There are three kinds of Fates: Boons, Banes, and Wyrds.

A Boon indicates that the action has some useful side effect. It is different from failure or success: a Boon puts the best possible spin on your action. You can fail with a Boon, just as you can succeed without it, but the Boon is easily the better option. Since even a failure with a Boon comes with good stuff, it could be that the policeman didn’t believe your lie, but realized that you’re being held hostage by a thug behind the door. If the color you have the most motes of is your Boon color, you drew a Boon, and can rejoice appropriately.

A Bane is the opposite case: the worst possible spin on your effort. It introduces additional complications and difficulties, regardless of whether you succeeded or failed. The policeman buys the lie (with success), but because of the Bane, he complains to his partner and other colleagues, and now they are ignoring any reports coming from the building you’re being held in. As you have probably guessed by now, if your drew more motes of your Bane color than any other, you drew a Bane.

The last Fate is the Wyrd, which brings weird coincidence to your action.
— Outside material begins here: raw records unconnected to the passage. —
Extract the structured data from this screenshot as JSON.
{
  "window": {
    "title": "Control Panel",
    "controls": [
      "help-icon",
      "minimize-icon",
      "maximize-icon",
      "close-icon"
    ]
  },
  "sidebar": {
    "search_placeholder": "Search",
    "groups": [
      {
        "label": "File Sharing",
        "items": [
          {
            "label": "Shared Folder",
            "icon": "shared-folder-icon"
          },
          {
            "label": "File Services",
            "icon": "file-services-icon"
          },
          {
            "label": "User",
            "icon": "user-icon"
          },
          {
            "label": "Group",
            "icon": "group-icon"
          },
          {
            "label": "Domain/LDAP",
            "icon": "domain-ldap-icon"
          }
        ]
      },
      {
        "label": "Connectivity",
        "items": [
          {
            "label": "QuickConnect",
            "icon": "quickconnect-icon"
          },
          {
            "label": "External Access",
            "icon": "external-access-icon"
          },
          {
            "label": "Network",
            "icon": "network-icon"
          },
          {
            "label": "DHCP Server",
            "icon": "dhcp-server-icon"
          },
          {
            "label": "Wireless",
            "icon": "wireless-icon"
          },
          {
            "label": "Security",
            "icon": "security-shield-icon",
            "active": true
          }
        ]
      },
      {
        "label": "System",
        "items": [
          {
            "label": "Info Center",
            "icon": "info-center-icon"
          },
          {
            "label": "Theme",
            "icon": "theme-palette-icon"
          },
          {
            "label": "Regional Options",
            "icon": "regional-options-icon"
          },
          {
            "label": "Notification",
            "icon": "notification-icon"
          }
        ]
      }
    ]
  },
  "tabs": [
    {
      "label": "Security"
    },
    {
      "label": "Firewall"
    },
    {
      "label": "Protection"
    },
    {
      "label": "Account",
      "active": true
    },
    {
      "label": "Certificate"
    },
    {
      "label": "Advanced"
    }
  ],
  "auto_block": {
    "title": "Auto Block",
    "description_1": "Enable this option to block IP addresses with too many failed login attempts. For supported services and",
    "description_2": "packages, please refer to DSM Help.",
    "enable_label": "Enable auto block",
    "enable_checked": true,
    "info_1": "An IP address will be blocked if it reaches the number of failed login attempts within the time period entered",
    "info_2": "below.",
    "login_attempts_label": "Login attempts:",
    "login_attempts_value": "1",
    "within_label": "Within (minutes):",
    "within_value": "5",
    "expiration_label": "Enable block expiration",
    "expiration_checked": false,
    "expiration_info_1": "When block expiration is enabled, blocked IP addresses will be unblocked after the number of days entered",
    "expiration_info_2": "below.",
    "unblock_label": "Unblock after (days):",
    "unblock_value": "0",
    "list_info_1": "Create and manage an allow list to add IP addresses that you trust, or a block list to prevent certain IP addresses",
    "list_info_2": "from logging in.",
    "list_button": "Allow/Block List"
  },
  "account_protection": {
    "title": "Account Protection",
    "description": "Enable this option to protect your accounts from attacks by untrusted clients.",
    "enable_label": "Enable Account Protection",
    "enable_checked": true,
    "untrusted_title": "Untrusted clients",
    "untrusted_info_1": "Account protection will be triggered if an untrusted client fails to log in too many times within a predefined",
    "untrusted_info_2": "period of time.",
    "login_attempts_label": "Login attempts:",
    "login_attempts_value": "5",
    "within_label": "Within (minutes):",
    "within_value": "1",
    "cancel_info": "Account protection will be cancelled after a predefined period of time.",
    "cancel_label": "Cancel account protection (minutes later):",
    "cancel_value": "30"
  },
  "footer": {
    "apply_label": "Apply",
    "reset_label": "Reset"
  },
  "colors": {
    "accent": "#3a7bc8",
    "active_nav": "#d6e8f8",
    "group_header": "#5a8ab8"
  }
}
It could be almost anything, and is highly dependent on what the context is. It could be a lucky break, though perhaps one not quite obvious at first, or perhaps you gain or lose an object or information. Suddenly the security guard could be your long-time enemy, or your cousin Chuck. However it manifests, you can be sure that it moves your character towards a future destiny somehow. If you’re lying to the police, then perhaps a report comes over the police band at the same time, coincidentally confirming your story. In the simplest terms, the Wyrd is weird, and if you drew more motes of your Wyrd color than any other, get ready for weirdness to ensue.

It’s possible to draw multiple Fates. If you have equally high numbers of more than one of your Fate colors, then you’ve drawn each of the corresponding Fates. If you draw both a Boon and a Bane, then they cancel each other out. For example, if you've drawn 2 red and 2 blue, and red is your Bane color and blue your Wyrd color, then you've drawn a Bane and a Wyrd.

If you draw equal numbers of several colors, but one or more of those colors aren't Fate colors, then there's no Fate. If you've drawn more motes of a non-Fate color than of a Fate color, then there's no Fate again. In both cases, the Fate itself is worth 3 power.

  • Is there one color that predominates?

If it is a Fate color, you drew the corresponding Fate. Otherwise, 3 power.

  • Are there multiple colors that predominate, in equal amounts?

If all of them are Fate colors, you drew the corresponding Fates. Otherwise, 3 power.

  • No predominating colors at all?

3 power.

Oops! (or, "I drew too many, so now what?")

Sam is drawing to open a can of whupass on the hag, and he reaches into his caern for 6 motes. He counts, and pulls out his hand, getting 2 red, 2 amber, a green, a blue, and a clear. Wait… that's 7 motes! What do you do when you've drawn too many motes?

This is simple. Simply redraw the entire hand. If you drew awesomely, well, it sucks to be you. Be more careful next time. You might just draw one or two at a time - you're less likely to overdraw, it increases suspense and tension, and is a whole lot more fun.

Next: Complicated Draws

You could start with the situations that sometimes occur, or complicated issues with the draw itself. You could also move on and learn more about Conflict.